*Problem details*: Every record that follows must be returned word for word.

(Entries from a dataset of interfaces)
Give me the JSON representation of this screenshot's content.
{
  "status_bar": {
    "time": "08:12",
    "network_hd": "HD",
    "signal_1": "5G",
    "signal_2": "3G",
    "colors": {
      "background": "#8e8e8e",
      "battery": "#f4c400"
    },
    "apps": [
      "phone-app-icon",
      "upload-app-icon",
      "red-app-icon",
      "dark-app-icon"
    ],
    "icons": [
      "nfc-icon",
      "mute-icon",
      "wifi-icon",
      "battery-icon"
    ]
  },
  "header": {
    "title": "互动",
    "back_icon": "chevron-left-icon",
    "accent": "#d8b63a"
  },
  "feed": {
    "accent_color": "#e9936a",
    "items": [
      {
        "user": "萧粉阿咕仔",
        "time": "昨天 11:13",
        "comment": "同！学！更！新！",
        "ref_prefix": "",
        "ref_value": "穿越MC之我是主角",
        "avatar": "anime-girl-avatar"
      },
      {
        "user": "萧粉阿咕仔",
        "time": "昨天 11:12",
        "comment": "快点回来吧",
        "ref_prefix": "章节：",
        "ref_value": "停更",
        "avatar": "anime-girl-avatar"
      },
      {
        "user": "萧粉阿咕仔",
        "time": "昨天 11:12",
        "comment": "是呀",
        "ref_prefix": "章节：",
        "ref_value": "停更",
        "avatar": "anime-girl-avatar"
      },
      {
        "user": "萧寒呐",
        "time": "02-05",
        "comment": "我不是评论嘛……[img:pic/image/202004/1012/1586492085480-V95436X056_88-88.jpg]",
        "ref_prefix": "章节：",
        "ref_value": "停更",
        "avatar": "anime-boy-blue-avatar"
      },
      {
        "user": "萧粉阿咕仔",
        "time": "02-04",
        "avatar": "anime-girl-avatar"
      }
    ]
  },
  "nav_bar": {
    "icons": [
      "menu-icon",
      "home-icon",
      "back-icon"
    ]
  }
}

*Final answer*:
Give me the JSON representation of this screenshot's content.
{
  "status_bar": {
    "time": "08:12",
    "network_hd": "HD",
    "signal_1": "5G",
    "signal_2": "3G",
    "colors": {
      "background": "#8e8e8e",
      "battery": "#f4c400"
    },
    "apps": [
      "phone-app-icon",
      "upload-app-icon",
      "red-app-icon",
      "dark-app-icon"
    ],
    "icons": [
      "nfc-icon",
      "mute-icon",
      "wifi-icon",
      "battery-icon"
    ]
  },
  "header": {
    "title": "互动",
    "back_icon": "chevron-left-icon",
    "accent": "#d8b63a"
  },
  "feed": {
    "accent_color": "#e9936a",
    "items": [
      {
        "user": "萧粉阿咕仔",
        "time": "昨天 11:13",
        "comment": "同！学！更！新！",
        "ref_prefix": "",
        "ref_value": "穿越MC之我是主角",
        "avatar": "anime-girl-avatar"
      },
      {
        "user": "萧粉阿咕仔",
        "time": "昨天 11:12",
        "comment": "快点回来吧",
        "ref_prefix": "章节：",
        "ref_value": "停更",
        "avatar": "anime-girl-avatar"
      },
      {
        "user": "萧粉阿咕仔",
        "time": "昨天 11:12",
        "comment": "是呀",
        "ref_prefix": "章节：",
        "ref_value": "停更",
        "avatar": "anime-girl-avatar"
      },
      {
        "user": "萧寒呐",
        "time": "02-05",
        "comment": "我不是评论嘛……[img:pic/image/202004/1012/1586492085480-V95436X056_88-88.jpg]",
        "ref_prefix": "章节：",
        "ref_value": "停更",
        "avatar": "anime-boy-blue-avatar"
      },
      {
        "user": "萧粉阿咕仔",
        "time": "02-04",
        "avatar": "anime-girl-avatar"
      }
    ]
  },
  "nav_bar": {
    "icons": [
      "menu-icon",
      "home-icon",
      "back-icon"
    ]
  }
}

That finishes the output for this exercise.